If so, you might be in the mood for Chris Priestley’s Christmas Tales of Terror, where all kinds of terrible, nasty, awful things happen to adorable and not so adorable children on Christmas.
Set in some vague Victorian/Edwardian period (one aunt fondly reminisces about life in the Crimean War, but that’s about it for specific dates), complete with servants and governesses and kindly vicars and the occasional chamber pot, these tales provide a nice cozy feeling of Christmas terror. Yes, I said cozy. Sure, people get frozen to death, or mutilated by evil snowmen, or turned insane overnight by things that sound like they could be Father Christmas but really, really aren’t, or get surrounded by walking dead things, but still, somehow a nice cozy warm feeling pervades almost every tale, except the one about the carol singers, until the nasty twist ending.
Part of this, I think, stems from the protagonists: all children, all, for the most part, very relatable. They have Ideas about Christmas and other things, you see, ideas not often shared by the adults they are sharing Christmas with. Georgia, for instance, is perfectly convinced that yes, she is old enough to go to the Christmas Eve party that her parents are attending without her, and not at all pleased to be heading to Midnight Mass with her governess instead. I’m on her side. Aubrey can think of much better ways to spend Christmas than visiting poor parishioners, which is just awful, and he really thinks it’s a bit much for his father, a kindly Vicar, to be spending ten shillings on the poor and not on him. I’m a little less on his side, but still, I can see his point. Naturally they both suffer terrible and horrific fates, because Christmas.

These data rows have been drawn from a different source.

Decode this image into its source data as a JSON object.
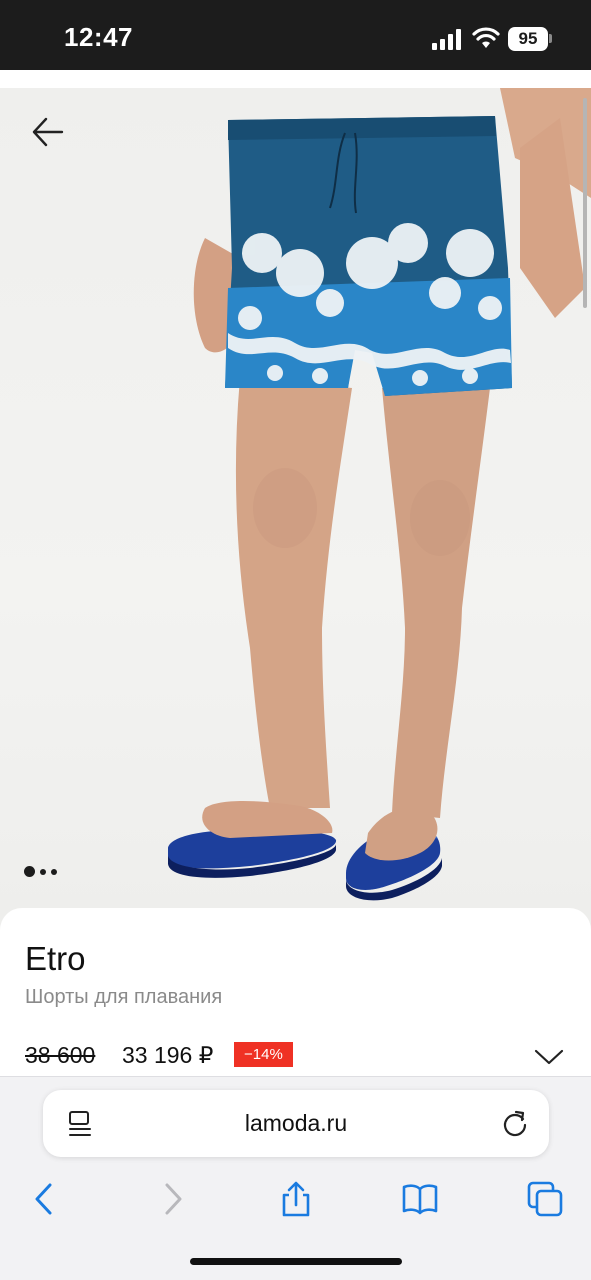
{
  "status_bar": {
    "time": "12:47",
    "battery": "95",
    "icons": [
      "cellular-signal-icon",
      "wifi-icon",
      "battery-icon"
    ]
  },
  "product": {
    "brand": "Etro",
    "type": "Шорты для плавания",
    "old_price": "38 600",
    "new_price": "33 196 ₽",
    "discount": "−14%",
    "image_count": 3,
    "active_image": 1
  },
  "browser": {
    "address": "lamoda.ru",
    "icons": [
      "reader-icon",
      "reload-icon",
      "back-icon",
      "forward-icon",
      "share-icon",
      "bookmarks-icon",
      "tabs-icon"
    ]
  },
  "colors": {
    "accent_blue": "#1a7be0",
    "discount_red": "#ef3124",
    "shorts_navy": "#1f5c86"
  }
}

Though if you’re worried that these stories are going to be a bit too noble and moralistic, based on that—no worries; some of the perfectly good and mostly innocent people suffer horrible fates too. Including that kindly Vicar. These are, after all, ghost stories. (Though, now that I think of it, the Vicar did tell a little white lie, and didn’t listen to warnings, so… maybe not as innocent as I was first thinking.) That said, although I was creeped out by the ending of Aubrey’s chilly tale (I live in the warmth of Florida for reasons), I have to say that the stories of certain people getting their just desserts might be just a touch more satisfying, if less horrific, particularly the story of a certain bully and a certain very very evil snowman.
The best story, however, is probably the story of some rather slightly choir boys who just happen to stand on top of a plague victim gravesite and sing. The lesson from the story: never do this. The other lesson: “In the Bleak Midwinter” is an even more horrifying Christmas carol than you thought it was when sung in the wrong context, which this definitely is.
A few of the stories also have a touch of social criticism. I’ve already mentioned the Vicar, but a significant part of what is going wrong in the first story is an argument regarding land use, and a dispute between the villagers and some of the new residents—and between supposedly educated and less educated and genuinely educated people. There’s an acknowledgement, too, of Victorian England’s labor issues in what certainly starts off as a nice cheery Father Christmas story, but explaining that would ruin the twist.
Granted, none of the stories will particularly surprise horror devotees, since with a couple of arguable exceptions, most are retellings of standard campfire ghost stories. And some readers might regret that only two of the stories feature girls, while the other four feature boys. But the cozy Victorian settings, the realistic child protagonists, and the creepy endings make this short collection something horror fans and Grinches alike can enjoy, though small children might get very upset. Older kids will be fine. Just don’t have “In the Bleak Midwinter” playing while you read it.
Mari Ness hopes everyone reading this has a wonderful holiday season with plenty of cookies and no rampaging evil snowmen.